Five Things Law Firm Management Committees Should Know About Litigation Finance

Law firms

By: David Gallagher, Investment Manager and Legal Counsel

Law firm management committees seeking to improve firm realization rates, achieve expansion and client development goals, and reduce their institutional financial exposure can look to litigation finance as a strategic tool. As they begin assessing how it can help their firms, there are five facts that law firm management committees need to understand about litigation finance:Bentham 5 Things Law Firm Management Should Know

  1. Top Law Firms and Well-Capitalized Companies are Using Funding. Litigation finance may be best known for supporting individual or small business plaintiffs or small law firms lacking the resources to pursue their claims. However, large companies and top law firms are increasingly using funding to effectively deploy their resources and reduce risk. More and more, litigation funders like Bentham are working with companies that could afford to self-fund plaintiff-side cases, yet choose financing to help preserve their limited legal budgets and reap the accounting benefits of prosecuting claims using outside financing. Likewise, top-tier firms are opting to use portfolio funding to offer alternative fee arrangements with mitigated risk, pursue growth strategies and build new practices.

  2. Various Forms of Litigation Funding Can Benefit Law Firms. Litigation funding proves highly beneficial to law firms whether they obtain it directly from a funder, using a group of contingency cases as collateral, or represent a client using it to pay the firm’s fees in a case.

    Law firms using a portfolio of rigorously selected cases as collateral for financing from a funder enjoy the security of guaranteeing a portion of their revenues today, while spreading potential risk across the portfolio. They also reserve to their firms the potential for significant additional returns if the portfolio cases perform well.
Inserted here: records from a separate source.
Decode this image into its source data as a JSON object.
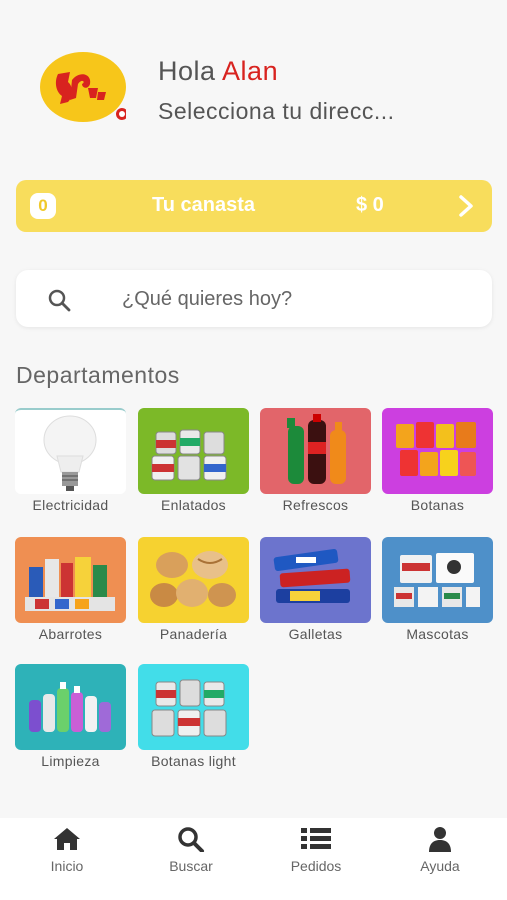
{
  "header": {
    "greeting": "Hola",
    "user_name": "Alan",
    "address_prompt": "Selecciona tu direcc..."
  },
  "basket": {
    "count": "0",
    "label": "Tu canasta",
    "total": "$ 0"
  },
  "search": {
    "placeholder": "¿Qué quieres hoy?"
  },
  "departments": {
    "title": "Departamentos",
    "items": [
      {
        "label": "Electricidad",
        "bg": "#ffffff"
      },
      {
        "label": "Enlatados",
        "bg": "#7cb928"
      },
      {
        "label": "Refrescos",
        "bg": "#e2656a"
      },
      {
        "label": "Botanas",
        "bg": "#cc3fe0"
      },
      {
        "label": "Abarrotes",
        "bg": "#ef8f52"
      },
      {
        "label": "Panadería",
        "bg": "#f6d230"
      },
      {
        "label": "Galletas",
        "bg": "#6c74cd"
      },
      {
        "label": "Mascotas",
        "bg": "#4e90c9"
      },
      {
        "label": "Limpieza",
        "bg": "#2eb2b8"
      },
      {
        "label": "Botanas light",
        "bg": "#42dde9"
      }
    ]
  },
  "bottom_nav": [
    {
      "label": "Inicio",
      "icon": "home-icon"
    },
    {
      "label": "Buscar",
      "icon": "search-icon"
    },
    {
      "label": "Pedidos",
      "icon": "list-icon"
    },
    {
      "label": "Ayuda",
      "icon": "user-icon"
    }
  ],
  "colors": {
    "brand_red": "#d8231f",
    "basket_yellow": "#f8dd5c",
    "logo_yellow": "#f7c61a"
  }
}
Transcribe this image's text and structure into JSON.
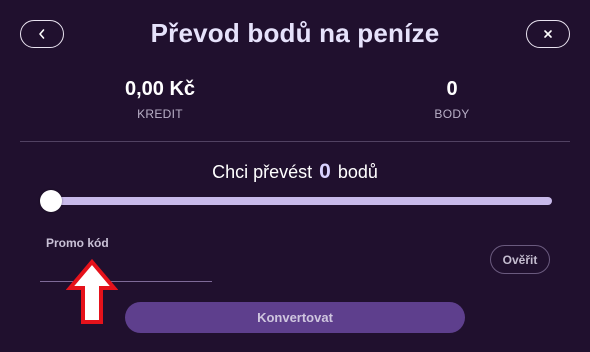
{
  "header": {
    "title": "Převod bodů na peníze",
    "back_icon": "chevron-left-icon",
    "close_icon": "close-icon"
  },
  "stats": {
    "credit_value": "0,00 Kč",
    "credit_label": "KREDIT",
    "points_value": "0",
    "points_label": "BODY"
  },
  "converter": {
    "question_prefix": "Chci převést",
    "question_amount": "0",
    "question_suffix": "bodů",
    "slider_value": 0
  },
  "promo": {
    "label": "Promo kód",
    "value": "",
    "placeholder": "",
    "verify_label": "Ověřit"
  },
  "actions": {
    "convert_label": "Konvertovat"
  },
  "annotation": {
    "arrow_icon": "up-arrow-icon",
    "arrow_color": "#e5121b"
  },
  "colors": {
    "background": "#20102e",
    "accent": "#5e3f8d",
    "slider_track": "#c8b9ea"
  }
}
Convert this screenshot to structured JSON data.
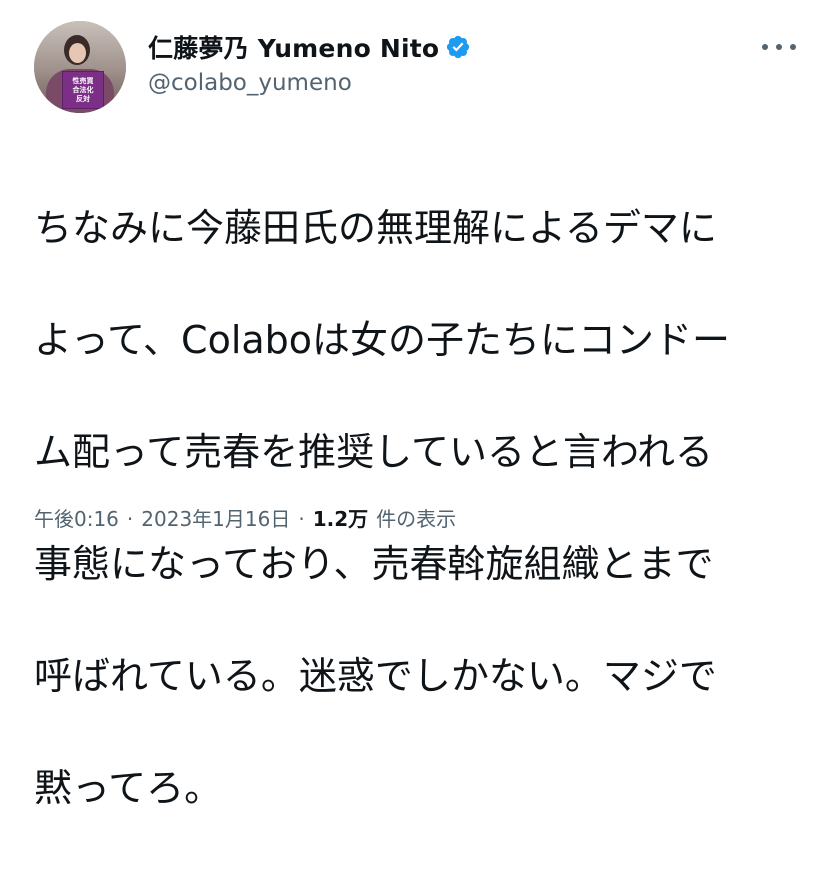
{
  "author": {
    "display_name": "仁藤夢乃 Yumeno Nito",
    "handle": "@colabo_yumeno",
    "verified": true,
    "avatar_sign_text": [
      "性売買",
      "合法化",
      "反対"
    ]
  },
  "tweet": {
    "text_lines": [
      "ちなみに今藤田氏の無理解によるデマに",
      "よって、Colaboは女の子たちにコンドー",
      "ム配って売春を推奨していると言われる",
      "事態になっており、売春斡旋組織とまで",
      "呼ばれている。迷惑でしかない。マジで",
      "黙ってろ。"
    ]
  },
  "meta": {
    "time": "午後0:16",
    "separator": "·",
    "date": "2023年1月16日",
    "views_count": "1.2万",
    "views_label": "件の表示"
  },
  "colors": {
    "text": "#0f1419",
    "secondary": "#536471",
    "verified_badge": "#1d9bf0"
  },
  "icons": {
    "verified": "verified-badge-icon",
    "more": "more-options-icon"
  }
}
    Clients pursuing claims with litigation funding have the financial means to hire the best possible counsel and pay a portion of their fees over the lifetime of the case. This can create opportunities for firms to be hired by clients that would otherwise only be able to afford them on a full contingency basis. Clients backed by a funder also have the resources to litigate cases to their best possible outcome, which positions law firms to bring the full scope of their services to bear in a case, rather than see clients accept unjust settlement offers.

  3. Litigation Funding Helps Law Firms Win More Work. When a management committee decides to adopt a more flexible approach to fee arrangements, it empowers the firms’ partners to expand relationships with existing clients and win work from new clients who seek a full-service firm that is amenable to risk-sharing. In addition to meeting client demands to litigate more cases on a contingency or hybrid-fee basis, a decision of this nature may also help firms retain partners whose practices are more conducive to alternative fee arrangements.

  4. With the Right Client, Funding Can Be Used for Defense Cases. Some clients have multiple pieces of potentially lucrative plaintiff-side claims. A portfolio of such claims can be created by a funder, and if their potential value is high enough, they may generate excess financing. That excess can be used to fund things including legal fees in defense-side cases. For example, a client may have claims that are likely to yield $50 million in recoveries. But the cost of taking those claims to trial is $2.5 million. Because the potential recovery is so large, the funder might agree to provide $5 million in funding, secured by the $50 million anticipated recovery. Half of the funding could go to the plaintiff-side claims, and the client could use the other half to pay fees and costs in a defense-side matter.

  5. Funding Improves Realization Rates Without Straining Relationships with Clients. Billing realization is a common concern for firm managers — which is why many of them spend the end of their fiscal years scrambling to get clients to pay their bills. Funders like Bentham provide a steady and reliable source for payments, reducing a firm’s year-end collections challenges. If anything, funders often prompt firms to make sure they’ve regularly turned in their bills for payment, improving their cash flow.

Bentham IMF provides financing to large and small firms that are pursuing meritorious claims likely to provide a substantial return on the company’s investment. Bentham’s funding is non-recourse and, as an ethical and reputable funder, Bentham does not interfere with the litigation or the attorney-client relationship, nor does it control settlement.

To learn more about the ways that litigation finance can help management committees create value for their firms and clients, contact us for a consultation.